This is definitely the season for pumpkins- not just for baking, but cooking, too. Pumpkins have been ready here since early September and are still prominently displayed as a seasonal item in the market and stores.
Pumpkin puree is one of the most amazing results of steaming pie pumpkins, or those smaller varieties of pumpkins that look cute- plump and round and somewhat thick skinned with deep orange coloring. I’ll explain in a moment just how to steam them, but first let me tell you what you can make with steamed pumpkin- and it’s not just pies.
For things like soup, I prefer cutting and roasting the pumpkin because all the added dried herbs and salt used in roasting adds a nice depth of flavor to the soups. You can certainly still make soup from steamed pumpkin- it actually makes very nice and light soups, depending on how you prepare them.
One of my favorite recipes in the fall is my Pumpkin Alfredo Pasta. I began experimenting with chopped then sauteed pumpkin pieces with penne pasta one Fall season and my I loved it so much that I decided to make more dishes with pumpkin and pasta. The original recipe calls for roasting pumpkin ahead of time, but steaming it is an equally wonderful option, reducing some of the overall use of oil, too.
Pumpkin puree can be frozen if you don’t plan to use it right away. It’s great to have on hand for later to flavor rice, pasta and soups but I particularly love it as a base in rice dishes, topped with lightly toasted pepitas, or pumpkin seeds.
Drinks? Yes, drinks– and I’m not talking about mulled cider with pumpkin spices mixes here. I’m talking nutrient-packed smoothies here. Just add some pumpkin puree to yogurt, a banana and a tablespoon of honey. Blend together for a thick, filling and healthy breakfast drink. You have to try it to taste how wonderful that combination is.
Ok, here’s the really good stuff: desserts. Pumpkin cupcakes, rolls and pies are high on the list of to-do’s this season. Most important (to me) is the pumpkin pie.
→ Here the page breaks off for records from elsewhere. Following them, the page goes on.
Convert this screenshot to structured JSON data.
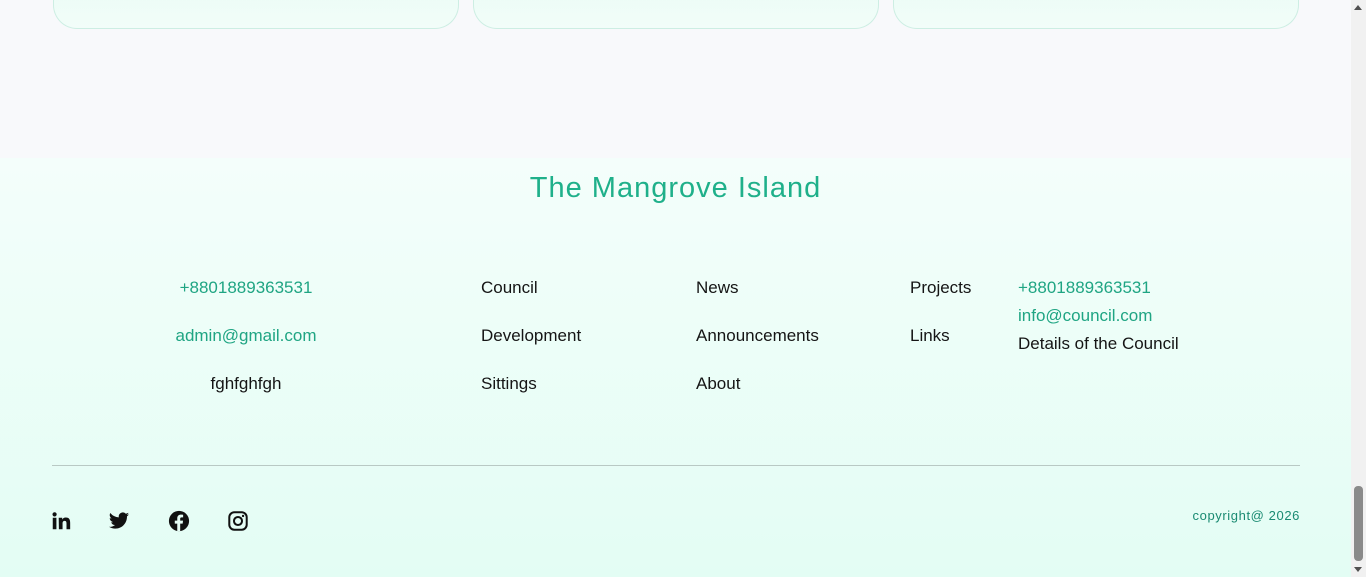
{
  "footer": {
    "brand": "The Mangrove Island",
    "contact": {
      "phone": "+8801889363531",
      "email": "admin@gmail.com",
      "address": "fghfghfgh"
    },
    "links_col1": [
      "Council",
      "Development",
      "Sittings"
    ],
    "links_col2": [
      "News",
      "Announcements",
      "About"
    ],
    "links_col3": [
      "Projects",
      "Links"
    ],
    "contact2": {
      "phone": "+8801889363531",
      "email": "info@council.com",
      "details": "Details of the Council"
    },
    "socials": [
      "linkedin-icon",
      "twitter-icon",
      "facebook-icon",
      "instagram-icon"
    ],
    "copyright": "copyright@ 2026"
  },
  "colors": {
    "brand_green": "#1fb08a",
    "link_green": "#1fa583",
    "copyright_teal": "#1a8a72"
  }
}
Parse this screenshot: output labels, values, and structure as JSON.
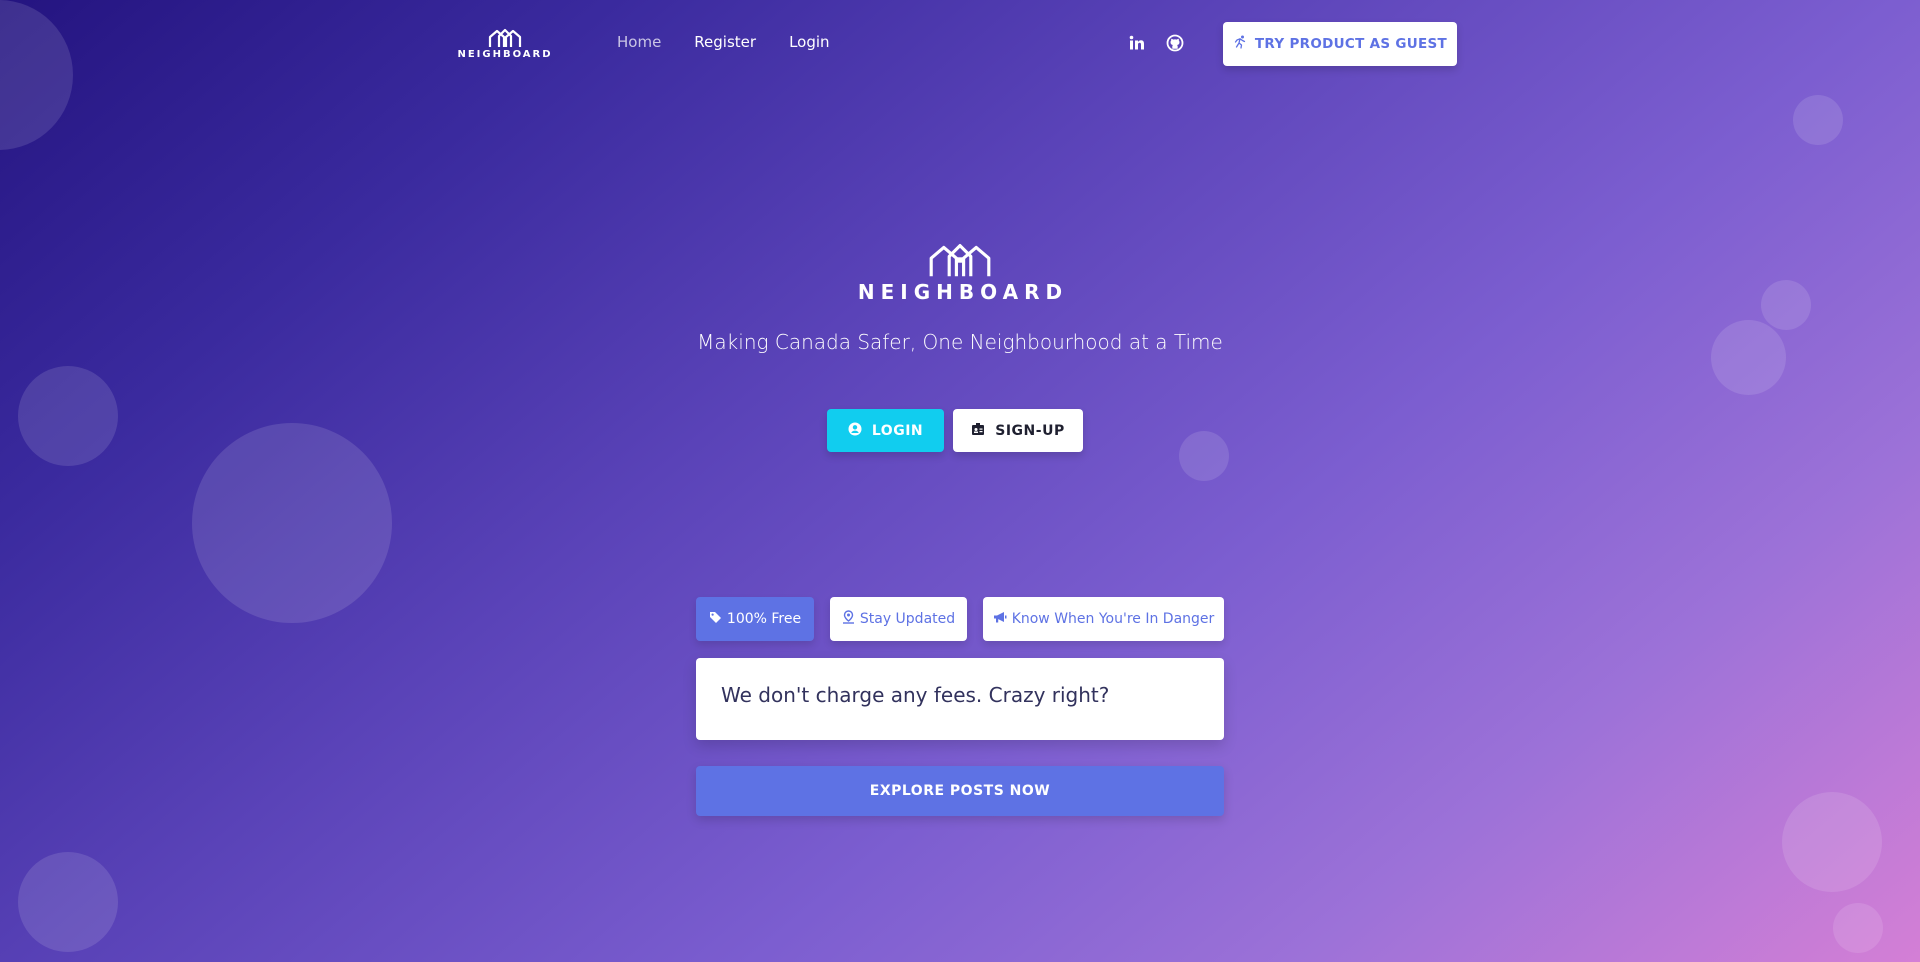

Once you steam the pumpkin and remove the skin, the aroma of the cooked pumpkin flesh will tell you that this is what you’ve been looking for from the canned version: a fresh, light aroma, a beautiful orange color, and visions of how it’ll make your homemade pumpkin pie be the best dessert on the table.
Stay tuned this week- I’ll be sharing my recipe for not-from-a-can pumpkin pie, insha’allah.
How to Make Pumpkin Puree
Ever since I started steaming, I’ve become addicted to the smell, texture and freshness. Nothing from a can comes close.
1 pie pumpkin (also known as sugar pumpkins)
a large stock pot with a steamer basket
- Clean the outside of the pumpkin. Cut it in half and remove the seeds. (Here’s what you can do with those seeds)
- Place steamer basket inside the stockpot and fill the pot with water just below the basket.
- Bring the water to a rolling boil.
- Place each pumpkin half face down on the steamer basket and cover the pot with a lid.
- Cook for 40 minutes. Pumpkins are done when a fork piercing them goes in easily.
- Bring pumpkins out onto a pie dish or deep baking pan, face down. Allow to cool for a minute or two, then remove the skins gently. They should come off easily, but if you wait too long, the skin will stick to the flesh and be harder to remove.
- Allow the steamed pumpkin to cool off completely. If not using right away, refrigerate as soon as it has cooled. If you’re planning to use it after several days, it can be frozen in plastic bags or freezer-safe containers for a few months.